Our bodies are home to tiny organisms called microbes that play a big role in health, and scientists have developed a new way to track these organisms using sound. They’ve only tested the technique in mice so far, but it could one day be used to enhance treatments for gut disease and cancer.
In mammals, the microbiome consists of an ecosystem of various bacteria and fungi that live inside our bodies. More and more, research finds that microbes affect everything from digestion to infection to birth, and one promising application is to send special microbes inside the body to deliver medicine. In a study published today in the journal Nature, scientists engineered microbes to make specific sounds when they come into contact with ultrasound. This makes it possible to easily track these microbes, which could come in handy when doctors need to figure out whether they’ve reached the right location to deliver medicine.
To use microbes to deliver medicine, you need to know exactly where these organisms are.
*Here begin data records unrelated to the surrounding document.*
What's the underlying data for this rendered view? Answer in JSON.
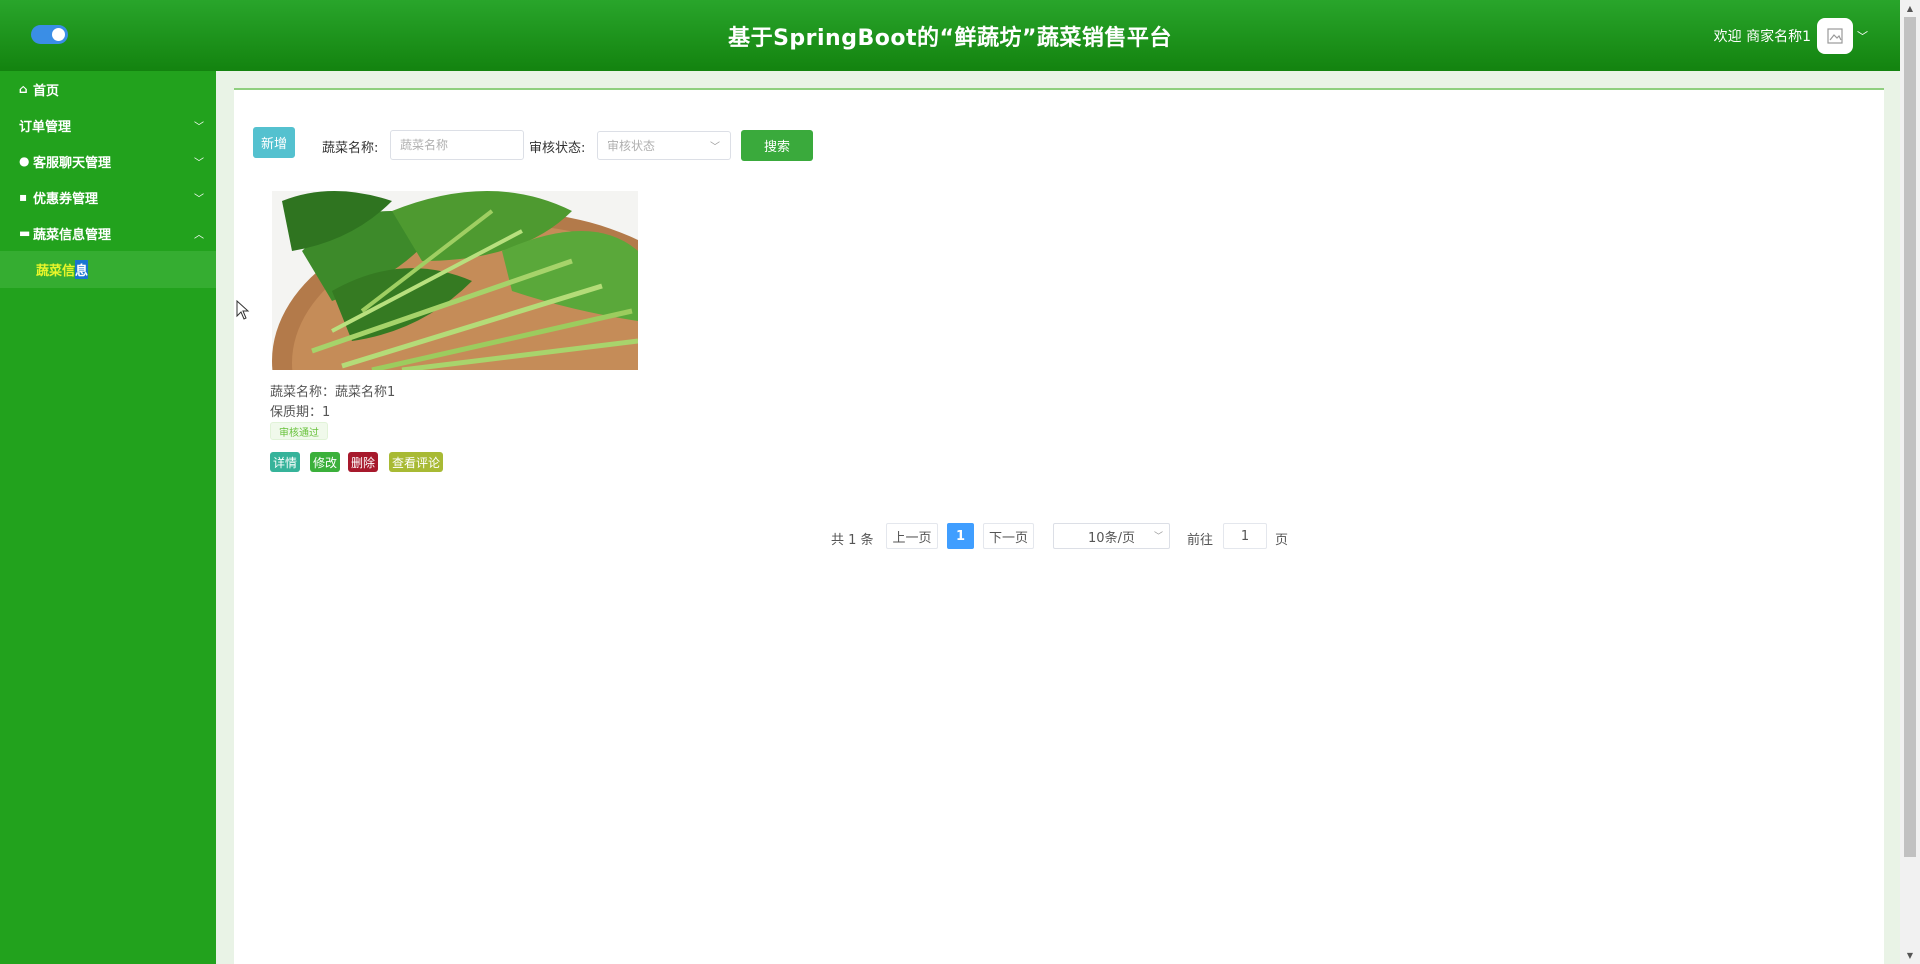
{
  "header": {
    "title": "基于SpringBoot的“鲜蔬坊”蔬菜销售平台",
    "welcome": "欢迎 商家名称1"
  },
  "sidebar": {
    "items": [
      {
        "label": "首页",
        "icon": "home-icon"
      },
      {
        "label": "订单管理",
        "icon": "",
        "expanded": false
      },
      {
        "label": "客服聊天管理",
        "icon": "chat-icon",
        "expanded": false
      },
      {
        "label": "优惠券管理",
        "icon": "coupon-icon",
        "expanded": false
      },
      {
        "label": "蔬菜信息管理",
        "icon": "list-icon",
        "expanded": true
      }
    ],
    "active_sub": {
      "label_a": "蔬菜信",
      "label_b": "息"
    }
  },
  "toolbar": {
    "add_label": "新增",
    "name_label": "蔬菜名称:",
    "name_placeholder": "蔬菜名称",
    "status_label": "审核状态:",
    "status_placeholder": "审核状态",
    "search_label": "搜索"
  },
  "cards": [
    {
      "name": "蔬菜名称：蔬菜名称1",
      "shelf_life": "保质期：1",
      "status": "审核通过",
      "actions": {
        "detail": "详情",
        "edit": "修改",
        "delete": "删除",
        "reviews": "查看评论"
      }
    }
  ],
  "pagination": {
    "total": "共 1 条",
    "prev": "上一页",
    "current": "1",
    "next": "下一页",
    "page_size": "10条/页",
    "goto": "前往",
    "goto_value": "1",
    "page_unit": "页"
  },
  "colors": {
    "header_top": "#29a52b",
    "sidebar": "#22a21d",
    "primary_blue": "#409eff",
    "search_green": "#3aaa3c"
  }
}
That’s a challenge because microbes usually live deep inside our bodies, and our usual imaging techniques use light and can’t see through that much tissue. One alternative is ultrasound, which works by sending sound waves and analyzing the echoes that come back. (The echoes are different based on the density of the tissue that the sound wave goes through, and different patterns will tell you where something is.)
Some bacteria have hollow structures inside called gas vesicles. These vesicles scatter sound waves in a particular way, so they can be used with ultrasound to track where the organism is. For today’s study, scientists added gas vesicles to cells that don’t normally have them. They injected this engineered bacteria in a mouse gut and, separately, in a mouse tumor. In both cases, they were able to track with ultrasound.
Today’s study proves that this technique is possible, but also shows enormous promise that it can be used to monitor drug delivery in cancer patients, write biologists Ricard Solé and Nuria Conde-Pueyo, in an accompanying News & Views. It could help us study the mysteries of the microbiome in general, and perhaps even move beyond the body, to study ecosystems of microbes in the environment.